He married actress Gene Tierney, was engaged to Grace Kelly, dated Rita Hayworth, Betty Grable, and Lana Turner, among others, and charmed women everywhere with his courtly manners, debonair presence, and exceedingly handsome countenance. He gained his fame and fortune as White House couturier to Jackie Kennedy, giving her the distinctive Cassini look that was seen and became recognized around the world.

In his autobiography, "In My Own Fashion," Cassini explained his passion for lovely ladies: "I don't think I'm a playboy - being a true playboy takes too much time - but I do think I have the aptitude for it."

I knew him as something totally different - as an accomplished horseman. He certainly had the aptitude for that, from the ponies of his childhood to his days as a cavalry officer at Fort Riley in Kansas during the war, to a savior of lame and used-up racehorses, and to his brief but bright career as a harness race driver in 1987.

He agreed to participate in a harness racing celebrity series that year named for George Plimpton, who had become famous as a man who tried everything as a participant, from pro football to boxing. Plimpton drove in the series, and so did George Steinbrenner, but neither they nor any of the other big names who competed were in the same league with Cassini, who knew horses and how to get the most from them.

Cassini turned out to be a fierce competitor, winning almost $10,000 with his drives and donating all of it to the horse-care association that got him started in the sport. He bought harness horses and drove a few himself.

The most memorable moment of that memorable year came for me not in Cassini's skilful drives at Yonkers Raceway or Saratoga Harness or Scioto Downs in Ohio or Pompano Park in Florida or Monticello in the Catskills or at Goshen Historic, home of the sport's Hall of Fame. It occurred in the paddock at The Meadowlands, the mecca of harness racing. Cassini, dressed in fashion-plate silks of his own design - black with vivid red diamonds on the sleeves - was studying past performances, reading the totally unimpressive credentials of a dramatically named but underaccomplished nag called Destiny Reef. It was his mount for the night.
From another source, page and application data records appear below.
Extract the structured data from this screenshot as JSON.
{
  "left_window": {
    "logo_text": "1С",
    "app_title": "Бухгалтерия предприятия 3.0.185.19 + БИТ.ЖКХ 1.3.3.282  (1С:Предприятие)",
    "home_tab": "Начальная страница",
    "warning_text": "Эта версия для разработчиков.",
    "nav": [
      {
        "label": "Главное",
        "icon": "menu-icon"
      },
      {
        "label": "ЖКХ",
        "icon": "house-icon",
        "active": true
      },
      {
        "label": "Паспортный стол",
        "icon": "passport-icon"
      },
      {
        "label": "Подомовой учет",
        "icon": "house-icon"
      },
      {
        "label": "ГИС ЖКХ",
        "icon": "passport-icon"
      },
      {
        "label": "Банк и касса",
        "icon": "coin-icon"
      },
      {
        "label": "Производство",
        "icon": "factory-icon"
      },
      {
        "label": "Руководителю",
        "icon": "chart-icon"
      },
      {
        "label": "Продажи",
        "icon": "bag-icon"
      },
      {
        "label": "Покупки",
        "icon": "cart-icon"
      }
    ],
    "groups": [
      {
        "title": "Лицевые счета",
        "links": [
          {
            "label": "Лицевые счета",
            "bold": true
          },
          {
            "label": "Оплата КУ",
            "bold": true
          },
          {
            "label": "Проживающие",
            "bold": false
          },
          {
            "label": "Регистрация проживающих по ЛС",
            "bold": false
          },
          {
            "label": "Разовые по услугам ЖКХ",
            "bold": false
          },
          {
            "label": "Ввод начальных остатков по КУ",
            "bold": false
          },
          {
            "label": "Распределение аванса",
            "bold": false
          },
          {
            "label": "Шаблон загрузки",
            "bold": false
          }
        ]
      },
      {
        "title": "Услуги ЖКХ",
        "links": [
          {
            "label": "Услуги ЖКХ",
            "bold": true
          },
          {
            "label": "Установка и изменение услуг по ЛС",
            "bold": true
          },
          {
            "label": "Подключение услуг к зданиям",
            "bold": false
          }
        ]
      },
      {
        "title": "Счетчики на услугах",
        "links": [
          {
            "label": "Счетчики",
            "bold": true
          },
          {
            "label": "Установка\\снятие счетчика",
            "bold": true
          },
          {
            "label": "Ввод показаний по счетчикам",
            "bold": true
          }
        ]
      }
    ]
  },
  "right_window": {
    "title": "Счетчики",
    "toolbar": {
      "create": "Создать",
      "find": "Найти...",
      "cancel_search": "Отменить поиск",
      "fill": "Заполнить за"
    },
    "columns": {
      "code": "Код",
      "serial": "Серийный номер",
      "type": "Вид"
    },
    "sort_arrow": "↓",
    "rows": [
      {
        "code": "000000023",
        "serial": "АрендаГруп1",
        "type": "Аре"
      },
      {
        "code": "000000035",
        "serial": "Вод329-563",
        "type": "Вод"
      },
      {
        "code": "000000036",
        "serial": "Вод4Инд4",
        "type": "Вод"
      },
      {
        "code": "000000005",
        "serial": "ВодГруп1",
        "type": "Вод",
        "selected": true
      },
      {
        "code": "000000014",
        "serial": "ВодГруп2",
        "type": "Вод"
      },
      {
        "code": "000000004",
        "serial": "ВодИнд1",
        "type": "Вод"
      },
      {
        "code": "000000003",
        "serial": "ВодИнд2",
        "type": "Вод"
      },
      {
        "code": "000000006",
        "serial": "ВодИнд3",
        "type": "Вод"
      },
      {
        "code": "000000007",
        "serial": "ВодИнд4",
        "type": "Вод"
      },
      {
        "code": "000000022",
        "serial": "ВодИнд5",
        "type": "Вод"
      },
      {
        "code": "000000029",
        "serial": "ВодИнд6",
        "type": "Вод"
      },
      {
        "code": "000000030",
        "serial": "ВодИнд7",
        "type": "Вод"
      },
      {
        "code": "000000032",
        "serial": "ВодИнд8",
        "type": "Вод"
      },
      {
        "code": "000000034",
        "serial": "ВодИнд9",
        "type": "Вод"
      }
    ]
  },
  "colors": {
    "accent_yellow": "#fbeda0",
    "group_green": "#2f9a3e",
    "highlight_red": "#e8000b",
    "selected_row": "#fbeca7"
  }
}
Cassini looked the program over carefully, then made a comment that only a horseman could make. "He isn't a leaver, and he isn't a finisher," he said. "I hope, at least, he's a breather." Cassini climbed on the sulky, took the lines, and guided Destiny Reef to a third-place finish, the closest the pacer had gotten to the wire in many starts.

Cassini knew horses from childhood, because he and his brother Igor rode to school near Florence, Italy - where they lived with their Russian ?migr? parents - in an English buggy pulled by a gray pony. He knew polo ponies from playing the sport; Thoroughbreds from owning them; jumpers and hunters from steeplechase riding and serving as whipper-in, or a huntsman's assistant, with the Smithtown, N.Y., Hunt; and saddle horses from a lifetime on their backs. But he met harness horses because of a very pretty blonde - what else? - who knocked on the door of his spacious 48-acre estate in Oyster Bay on Long Island one spring day in 1985, without introduction, and asked if he would take in some trotters that had outlived their usefulness on the track.

Her name was Maureen Kleiman. She didn't know if Cassini knew anything about horses, but she knew he had dogs, so she figured he might like all animals. When she marched up to his front door and knocked, Cassini's dogs began barking furiously, and Cassini opened the door himself. He took one look at Maureen and invited her in.

After hearing her plea for a home for worn-out trotters and pacers, Cassini said, "Yes, of course," and Kleiman asked if he wanted references. Cassini's dogs had stopped barking and had accepted her happily the moment she entered, and Cassini told her, "My dogs are the only reference I need."

You can't forget a man who says something like that, or not treasure your memories of time spent with him. You also can't help missing him - deeply - and I do already.